"The second half of the Pop Up concert consisted of Ligety’s 1982 Trio for horn, violin and piano, often called the “Homage to Brahms.” Kigawa and Choi are Either/Or colleagues and work together on a regular basis; Drehmann is an independent musician. The three together played together as a coherent, fluently collaborative trio, subtly attuned to each other’s pacing and breathing; their mutual alertness to the spaces between sounds and silence on each other’s instruments was crucial to the success of this performance, as Ligeti’s score makes complex demands on all three instruments, especially the horn.
Ligeti’s Trio makes explicit reference to the historical musical past: it expresses gratitude to the insights of Romanticism, even as it negotiates modern stresses by means of vocabularies as diverse as jazzy cynicism and near symphonic anguish. At various moments during the trio, two instruments engage in dialogue while the third maintains a muted, constant presence; at other times, all three are engaged in musical interconnections involving several rhythmic and melodic subjects at once.
In the hands of less virtuosic musicians, Ligeti’s material can spin out of control. Kigawa, Choi and Drehmann, however, from the very opening, invited the audience into an experience of listening based on complete trust. The work’s elegant, almost wistful conclusion – a distillation of harmonic lines into quiet, unresolved ambiguities – was compelling.
This Trio, a familiar piece of the complex Ligeti repertoire, was beautifully presented by Kigawa, Choi and Drehmann, and the Pop Up concert audience was appropriately pleased.

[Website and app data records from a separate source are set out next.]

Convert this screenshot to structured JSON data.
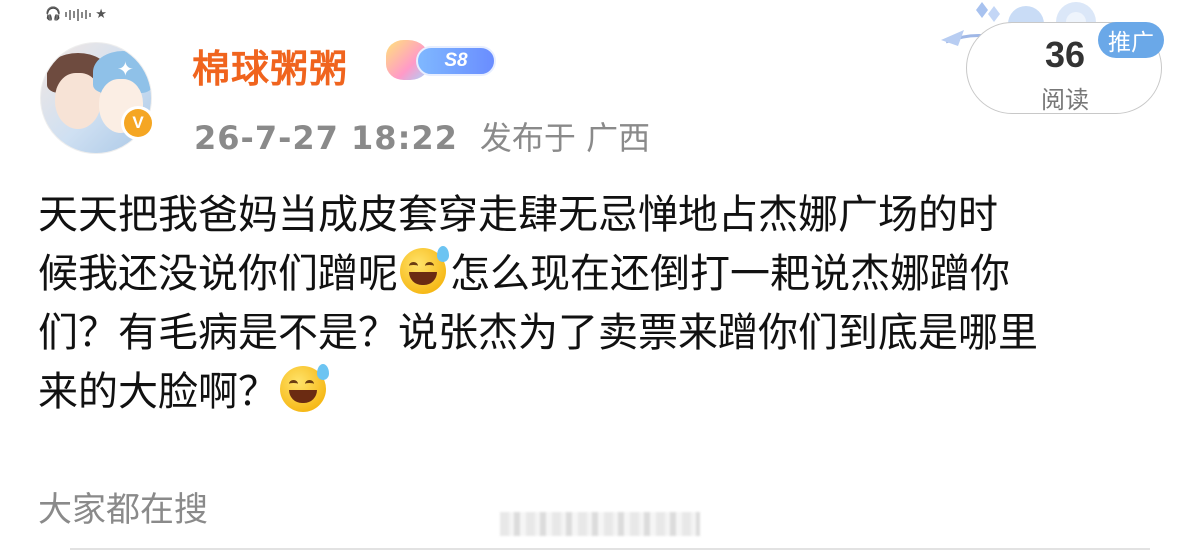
{
  "header": {
    "username": "棉球粥粥",
    "level_badge": "S8",
    "verified_mark": "V",
    "timestamp": "26-7-27 18:22",
    "published_label": "发布于",
    "location": "广西"
  },
  "stats": {
    "read_count": "36",
    "read_label": "阅读",
    "promo_label": "推广"
  },
  "post": {
    "lines": [
      "天天把我爸妈当成皮套穿走肆无忌惮地占杰娜广场的时",
      "候我还没说你们蹭呢",
      "怎么现在还倒打一耙说杰娜蹭你",
      "们？有毛病是不是？说张杰为了卖票来蹭你们到底是哪里",
      "来的大脸啊？"
    ],
    "emojis": [
      "sweat-smile-emoji",
      "sweat-smile-emoji"
    ]
  },
  "footer": {
    "search_label": "大家都在搜"
  },
  "colors": {
    "username": "#f0641e",
    "promo_bg": "#6aa8e8",
    "meta_text": "#8a8a8a",
    "verified": "#f5a623"
  }
}
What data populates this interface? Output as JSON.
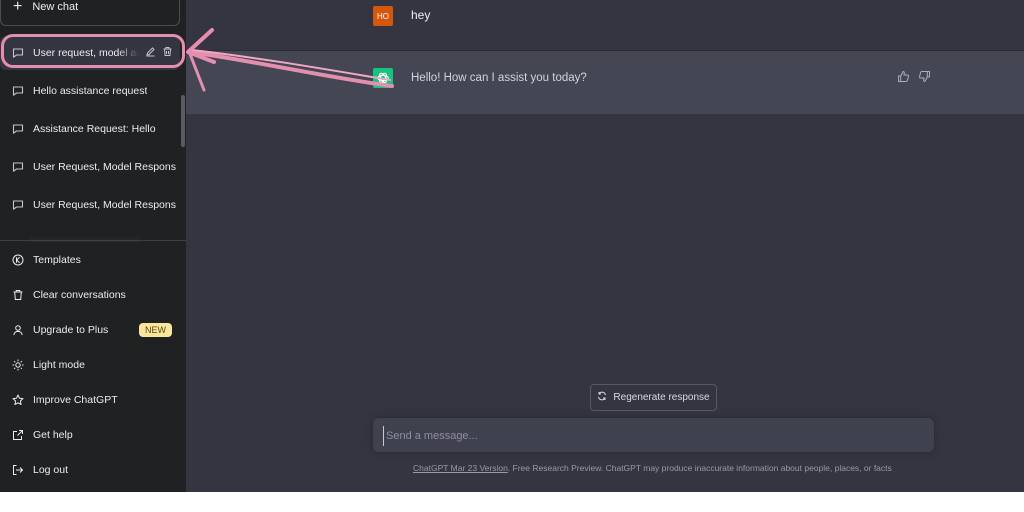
{
  "sidebar": {
    "new_chat": "New chat",
    "conversations": [
      {
        "label": "User request, model assi",
        "active": true
      },
      {
        "label": "Hello assistance request"
      },
      {
        "label": "Assistance Request: Hello"
      },
      {
        "label": "User Request, Model Respons"
      },
      {
        "label": "User Request, Model Respons"
      }
    ],
    "footer": [
      {
        "label": "Templates",
        "icon": "k-circle-icon"
      },
      {
        "label": "Clear conversations",
        "icon": "trash-icon"
      },
      {
        "label": "Upgrade to Plus",
        "icon": "user-icon",
        "badge": "NEW"
      },
      {
        "label": "Light mode",
        "icon": "sun-icon"
      },
      {
        "label": "Improve ChatGPT",
        "icon": "star-icon"
      },
      {
        "label": "Get help",
        "icon": "external-link-icon"
      },
      {
        "label": "Log out",
        "icon": "logout-icon"
      }
    ]
  },
  "chat": {
    "user_avatar": "HO",
    "user_message": "hey",
    "assistant_message": "Hello! How can I assist you today?"
  },
  "composer": {
    "regenerate": "Regenerate response",
    "placeholder": "Send a message..."
  },
  "footer": {
    "link": "ChatGPT Mar 23 Version",
    "text": ". Free Research Preview. ChatGPT may produce inaccurate information about people, places, or facts"
  },
  "colors": {
    "sidebar": "#202123",
    "main": "#343541",
    "assistant_row": "#444654",
    "highlight": "#e58fb0",
    "badge": "#fae69e"
  }
}
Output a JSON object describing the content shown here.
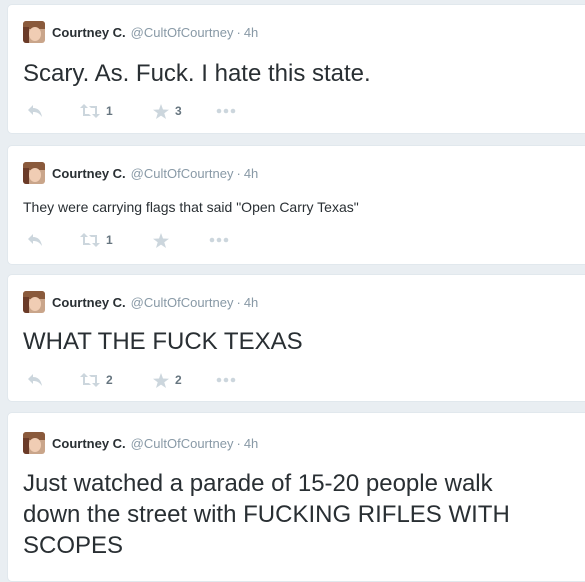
{
  "colors": {
    "background": "#e9eef2",
    "card": "#ffffff",
    "name": "#292f33",
    "meta": "#8899a6",
    "action_icon": "#ccd6dd",
    "action_count": "#66757f"
  },
  "icons": {
    "reply": "reply-icon",
    "retweet": "retweet-icon",
    "favorite": "star-icon",
    "more": "more-icon"
  },
  "tweets": [
    {
      "name": "Courtney C.",
      "handle": "@CultOfCourtney",
      "separator": "·",
      "time": "4h",
      "text": "Scary. As. Fuck. I hate this state.",
      "retweets": "1",
      "favorites": "3"
    },
    {
      "name": "Courtney C.",
      "handle": "@CultOfCourtney",
      "separator": "·",
      "time": "4h",
      "text": "They were carrying flags that said \"Open Carry Texas\"",
      "retweets": "1",
      "favorites": ""
    },
    {
      "name": "Courtney C.",
      "handle": "@CultOfCourtney",
      "separator": "·",
      "time": "4h",
      "text": "WHAT THE FUCK TEXAS",
      "retweets": "2",
      "favorites": "2"
    },
    {
      "name": "Courtney C.",
      "handle": "@CultOfCourtney",
      "separator": "·",
      "time": "4h",
      "text": "Just watched a parade of 15-20 people walk down the street with FUCKING RIFLES WITH SCOPES",
      "retweets": "",
      "favorites": ""
    }
  ]
}
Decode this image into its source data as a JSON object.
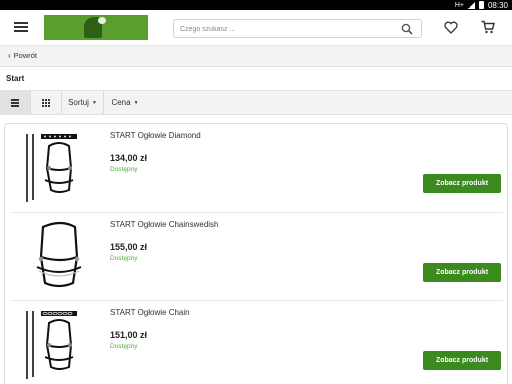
{
  "status_bar": {
    "network": "H+",
    "time": "08:30"
  },
  "header": {
    "search": {
      "placeholder": "Czego szukasz ..."
    }
  },
  "nav": {
    "back_label": "Powrót"
  },
  "category": {
    "title": "Start"
  },
  "toolbar": {
    "sort_label": "Sortuj",
    "price_label": "Cena"
  },
  "products": [
    {
      "name": "START Ogłowie Diamond",
      "price": "134,00 zł",
      "availability": "Dostępny",
      "button": "Zobacz produkt"
    },
    {
      "name": "START Ogłowie Chainswedish",
      "price": "155,00 zł",
      "availability": "Dostępny",
      "button": "Zobacz produkt"
    },
    {
      "name": "START Ogłowie Chain",
      "price": "151,00 zł",
      "availability": "Dostępny",
      "button": "Zobacz produkt"
    }
  ],
  "colors": {
    "accent": "#3b8a1e",
    "available": "#4fae3a",
    "logo": "#5a9e2e"
  }
}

For audiences who want more of Ligeti’s piano etudes, Kigawa will provide another opportunity: on May 16, at the Poisson Rouge here in New York City, he will perform all eighteen. All in all, this was a wonderful presentation of demanding music by marvelous musicians." - Jean Ballard Terepka, TheaterScene.net